▶ _Task_
Search the material for the string "icon" and copy each line where it occurs.

┌─ Data supplied

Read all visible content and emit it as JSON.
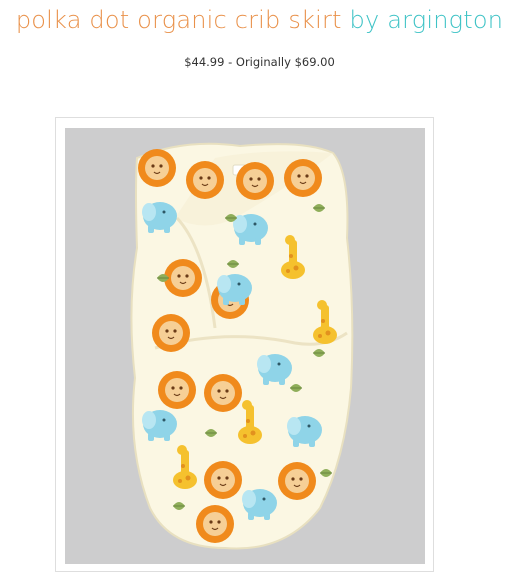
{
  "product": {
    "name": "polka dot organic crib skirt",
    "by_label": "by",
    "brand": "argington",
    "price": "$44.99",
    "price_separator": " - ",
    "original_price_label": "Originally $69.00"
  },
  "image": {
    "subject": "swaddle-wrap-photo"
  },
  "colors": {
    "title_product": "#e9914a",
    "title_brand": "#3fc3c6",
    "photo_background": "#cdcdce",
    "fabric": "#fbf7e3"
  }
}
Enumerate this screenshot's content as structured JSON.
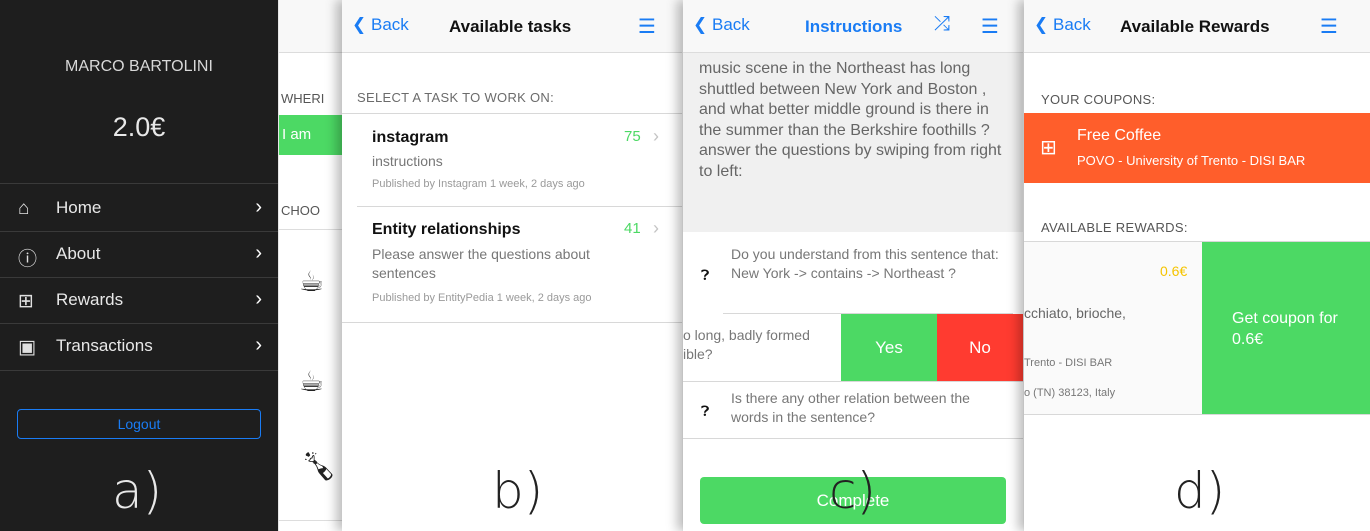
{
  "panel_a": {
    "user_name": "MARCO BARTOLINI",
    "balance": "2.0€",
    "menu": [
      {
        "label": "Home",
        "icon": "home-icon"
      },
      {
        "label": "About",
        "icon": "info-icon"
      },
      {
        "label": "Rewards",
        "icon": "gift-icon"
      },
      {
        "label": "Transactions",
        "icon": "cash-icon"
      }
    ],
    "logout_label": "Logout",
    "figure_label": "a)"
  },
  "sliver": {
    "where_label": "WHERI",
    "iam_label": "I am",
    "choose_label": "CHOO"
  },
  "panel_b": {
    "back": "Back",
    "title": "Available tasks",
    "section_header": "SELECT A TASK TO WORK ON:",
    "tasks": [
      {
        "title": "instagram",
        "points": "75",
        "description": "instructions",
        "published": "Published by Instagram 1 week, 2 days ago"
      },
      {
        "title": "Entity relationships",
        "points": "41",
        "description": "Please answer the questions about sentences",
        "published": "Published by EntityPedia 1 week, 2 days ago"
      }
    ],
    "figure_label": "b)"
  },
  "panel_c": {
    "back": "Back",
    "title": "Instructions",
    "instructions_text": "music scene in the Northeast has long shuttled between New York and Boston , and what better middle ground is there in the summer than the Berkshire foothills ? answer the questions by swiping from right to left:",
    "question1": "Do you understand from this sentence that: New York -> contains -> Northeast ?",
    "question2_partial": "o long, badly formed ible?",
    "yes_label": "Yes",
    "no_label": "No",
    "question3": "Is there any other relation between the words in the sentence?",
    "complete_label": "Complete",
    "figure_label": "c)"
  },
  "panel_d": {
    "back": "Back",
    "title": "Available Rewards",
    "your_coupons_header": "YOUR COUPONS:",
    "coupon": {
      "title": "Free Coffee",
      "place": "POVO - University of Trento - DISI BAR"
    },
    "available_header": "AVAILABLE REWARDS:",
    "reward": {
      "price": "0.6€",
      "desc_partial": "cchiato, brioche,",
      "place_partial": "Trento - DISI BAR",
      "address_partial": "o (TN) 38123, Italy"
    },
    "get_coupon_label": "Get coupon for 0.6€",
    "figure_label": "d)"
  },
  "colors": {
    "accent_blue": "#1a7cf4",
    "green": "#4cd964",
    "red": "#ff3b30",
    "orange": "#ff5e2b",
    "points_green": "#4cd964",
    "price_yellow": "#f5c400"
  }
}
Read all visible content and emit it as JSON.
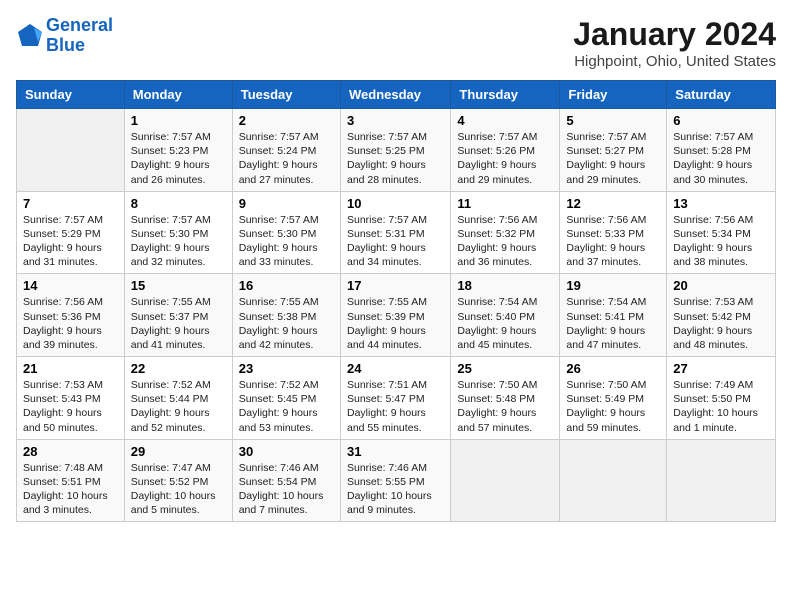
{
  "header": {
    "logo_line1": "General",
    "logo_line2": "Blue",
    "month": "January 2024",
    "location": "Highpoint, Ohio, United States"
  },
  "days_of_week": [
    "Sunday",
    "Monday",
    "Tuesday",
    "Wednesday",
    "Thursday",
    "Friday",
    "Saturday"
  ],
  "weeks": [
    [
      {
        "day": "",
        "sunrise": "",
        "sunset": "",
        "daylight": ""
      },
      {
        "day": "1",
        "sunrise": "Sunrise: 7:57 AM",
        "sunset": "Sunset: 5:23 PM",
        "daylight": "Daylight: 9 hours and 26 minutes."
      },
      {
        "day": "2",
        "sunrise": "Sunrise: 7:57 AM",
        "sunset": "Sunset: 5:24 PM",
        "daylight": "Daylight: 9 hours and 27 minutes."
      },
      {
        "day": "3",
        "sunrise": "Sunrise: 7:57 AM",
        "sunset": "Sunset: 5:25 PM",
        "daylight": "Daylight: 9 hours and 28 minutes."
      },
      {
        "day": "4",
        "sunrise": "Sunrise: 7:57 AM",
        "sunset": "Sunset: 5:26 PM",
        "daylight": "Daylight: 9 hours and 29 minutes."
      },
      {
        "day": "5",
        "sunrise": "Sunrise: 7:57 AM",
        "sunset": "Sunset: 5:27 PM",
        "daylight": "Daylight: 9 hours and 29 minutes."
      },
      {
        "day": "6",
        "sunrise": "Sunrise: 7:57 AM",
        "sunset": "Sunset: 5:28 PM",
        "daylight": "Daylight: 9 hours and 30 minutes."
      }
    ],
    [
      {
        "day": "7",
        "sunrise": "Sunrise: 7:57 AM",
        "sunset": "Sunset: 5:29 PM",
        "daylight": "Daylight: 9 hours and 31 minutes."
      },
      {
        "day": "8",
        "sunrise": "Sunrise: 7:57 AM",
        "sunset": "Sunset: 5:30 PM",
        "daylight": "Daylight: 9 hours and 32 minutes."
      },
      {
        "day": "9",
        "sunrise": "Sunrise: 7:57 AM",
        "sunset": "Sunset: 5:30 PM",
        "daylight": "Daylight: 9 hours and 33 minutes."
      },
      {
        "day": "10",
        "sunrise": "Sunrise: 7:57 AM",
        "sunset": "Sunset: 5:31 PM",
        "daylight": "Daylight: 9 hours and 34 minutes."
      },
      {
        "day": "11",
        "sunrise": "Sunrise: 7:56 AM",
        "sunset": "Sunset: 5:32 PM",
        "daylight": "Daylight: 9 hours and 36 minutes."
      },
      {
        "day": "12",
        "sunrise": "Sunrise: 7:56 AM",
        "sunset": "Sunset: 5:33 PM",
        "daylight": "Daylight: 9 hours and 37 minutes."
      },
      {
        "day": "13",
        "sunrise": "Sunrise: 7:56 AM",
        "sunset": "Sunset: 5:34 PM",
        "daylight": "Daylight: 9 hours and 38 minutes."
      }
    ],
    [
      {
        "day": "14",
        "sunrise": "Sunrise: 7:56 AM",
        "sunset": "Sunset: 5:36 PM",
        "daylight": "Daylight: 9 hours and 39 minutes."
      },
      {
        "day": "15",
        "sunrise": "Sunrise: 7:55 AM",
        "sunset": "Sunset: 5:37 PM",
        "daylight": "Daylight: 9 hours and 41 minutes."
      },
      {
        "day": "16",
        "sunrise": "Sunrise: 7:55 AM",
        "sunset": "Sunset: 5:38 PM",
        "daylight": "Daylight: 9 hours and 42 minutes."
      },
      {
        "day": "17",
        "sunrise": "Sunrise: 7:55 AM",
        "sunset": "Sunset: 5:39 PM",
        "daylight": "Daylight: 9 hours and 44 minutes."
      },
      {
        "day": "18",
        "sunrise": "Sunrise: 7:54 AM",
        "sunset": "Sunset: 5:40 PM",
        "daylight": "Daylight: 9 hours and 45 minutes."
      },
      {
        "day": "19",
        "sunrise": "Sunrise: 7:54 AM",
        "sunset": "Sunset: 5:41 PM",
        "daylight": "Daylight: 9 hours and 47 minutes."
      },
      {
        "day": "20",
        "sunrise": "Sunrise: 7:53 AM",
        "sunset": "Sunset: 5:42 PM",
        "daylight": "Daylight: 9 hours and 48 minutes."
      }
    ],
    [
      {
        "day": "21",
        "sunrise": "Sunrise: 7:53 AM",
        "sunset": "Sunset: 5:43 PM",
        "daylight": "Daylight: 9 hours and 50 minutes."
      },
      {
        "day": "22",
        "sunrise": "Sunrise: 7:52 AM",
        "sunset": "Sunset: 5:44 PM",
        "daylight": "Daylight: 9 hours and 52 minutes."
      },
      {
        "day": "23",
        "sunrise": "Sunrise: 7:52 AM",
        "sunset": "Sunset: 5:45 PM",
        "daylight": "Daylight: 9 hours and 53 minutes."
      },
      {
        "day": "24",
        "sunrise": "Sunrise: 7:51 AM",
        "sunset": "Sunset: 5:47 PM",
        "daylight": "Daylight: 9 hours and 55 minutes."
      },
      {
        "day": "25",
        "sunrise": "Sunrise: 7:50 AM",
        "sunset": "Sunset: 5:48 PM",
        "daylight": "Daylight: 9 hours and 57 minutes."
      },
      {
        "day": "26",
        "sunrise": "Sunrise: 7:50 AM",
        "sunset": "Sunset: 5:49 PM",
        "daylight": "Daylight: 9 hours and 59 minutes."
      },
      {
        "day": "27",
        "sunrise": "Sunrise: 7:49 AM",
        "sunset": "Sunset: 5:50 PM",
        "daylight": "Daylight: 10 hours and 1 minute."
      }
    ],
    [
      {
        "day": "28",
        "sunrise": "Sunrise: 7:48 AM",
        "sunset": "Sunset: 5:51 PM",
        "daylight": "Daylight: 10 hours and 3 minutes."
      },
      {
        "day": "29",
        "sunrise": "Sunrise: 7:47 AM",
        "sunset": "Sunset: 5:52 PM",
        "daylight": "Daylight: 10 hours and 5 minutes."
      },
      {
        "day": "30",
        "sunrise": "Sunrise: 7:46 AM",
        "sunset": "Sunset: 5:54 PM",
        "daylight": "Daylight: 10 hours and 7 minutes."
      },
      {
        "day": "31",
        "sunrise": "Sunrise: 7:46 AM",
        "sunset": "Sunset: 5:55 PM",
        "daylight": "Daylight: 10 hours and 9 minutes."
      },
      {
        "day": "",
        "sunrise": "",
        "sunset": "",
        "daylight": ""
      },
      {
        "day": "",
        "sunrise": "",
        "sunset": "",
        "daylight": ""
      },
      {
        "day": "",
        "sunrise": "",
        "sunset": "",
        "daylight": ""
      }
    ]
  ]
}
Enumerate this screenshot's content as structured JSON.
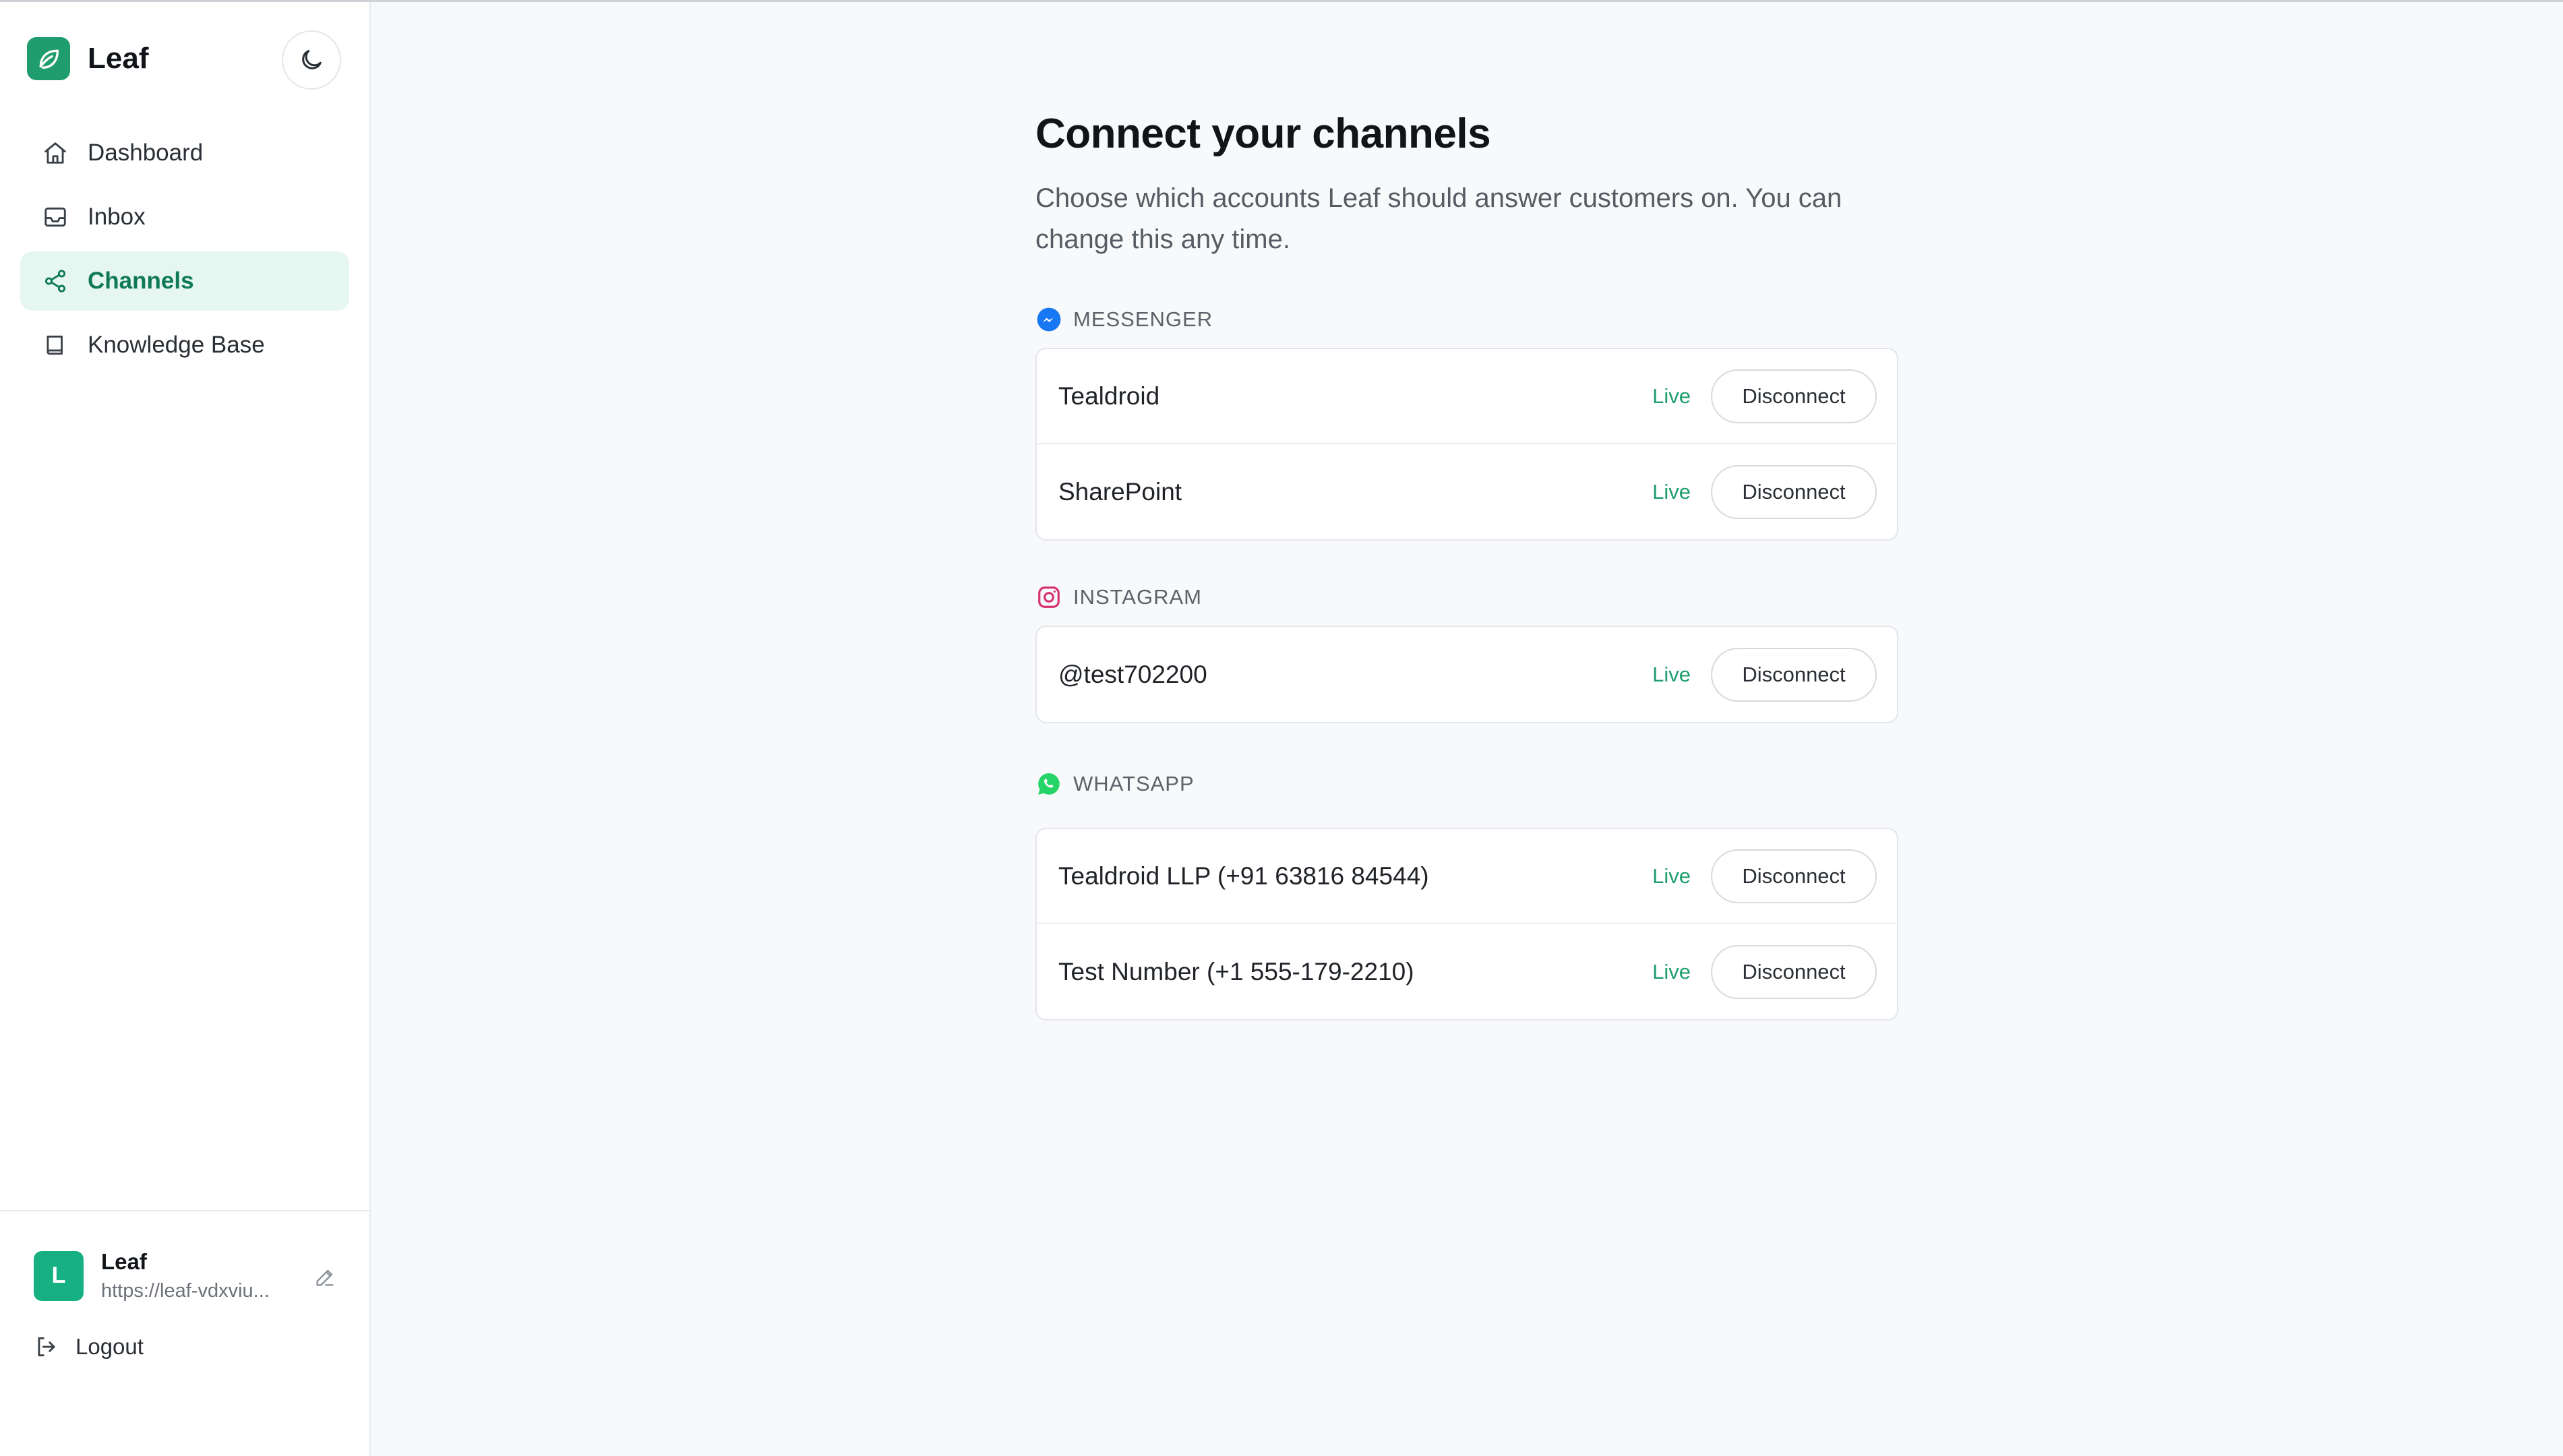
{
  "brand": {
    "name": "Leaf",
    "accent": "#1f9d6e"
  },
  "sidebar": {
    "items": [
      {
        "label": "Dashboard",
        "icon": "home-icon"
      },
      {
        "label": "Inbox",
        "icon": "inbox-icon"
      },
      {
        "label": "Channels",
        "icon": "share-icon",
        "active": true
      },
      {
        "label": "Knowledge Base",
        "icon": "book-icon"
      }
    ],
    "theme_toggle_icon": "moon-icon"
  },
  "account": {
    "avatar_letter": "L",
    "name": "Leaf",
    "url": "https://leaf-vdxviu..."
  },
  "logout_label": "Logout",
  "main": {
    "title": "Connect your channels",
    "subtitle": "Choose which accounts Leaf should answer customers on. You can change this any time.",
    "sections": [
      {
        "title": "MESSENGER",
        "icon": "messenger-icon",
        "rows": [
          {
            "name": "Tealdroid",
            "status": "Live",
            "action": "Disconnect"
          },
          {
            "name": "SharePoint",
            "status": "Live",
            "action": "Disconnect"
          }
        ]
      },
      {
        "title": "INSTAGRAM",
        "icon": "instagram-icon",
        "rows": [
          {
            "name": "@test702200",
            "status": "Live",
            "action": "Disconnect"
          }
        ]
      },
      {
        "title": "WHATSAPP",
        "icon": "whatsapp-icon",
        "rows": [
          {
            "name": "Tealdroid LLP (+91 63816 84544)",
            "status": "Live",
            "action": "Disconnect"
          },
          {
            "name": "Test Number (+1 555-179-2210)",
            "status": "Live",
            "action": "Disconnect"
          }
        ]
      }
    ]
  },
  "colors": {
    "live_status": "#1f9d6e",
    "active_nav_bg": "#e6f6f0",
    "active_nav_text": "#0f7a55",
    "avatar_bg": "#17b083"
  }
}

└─

▶ _Reply to the task_
        "icon": "home-icon"
        "icon": "info-icon"
        "icon": "gift-icon"
        "icon": "cash-icon"
        "icon": "home-icon"
        "icon": "inbox-icon"
        "icon": "share-icon",
        "icon": "book-icon"
    "theme_toggle_icon": "moon-icon"
        "icon": "messenger-icon",
        "icon": "instagram-icon",
        "icon": "whatsapp-icon",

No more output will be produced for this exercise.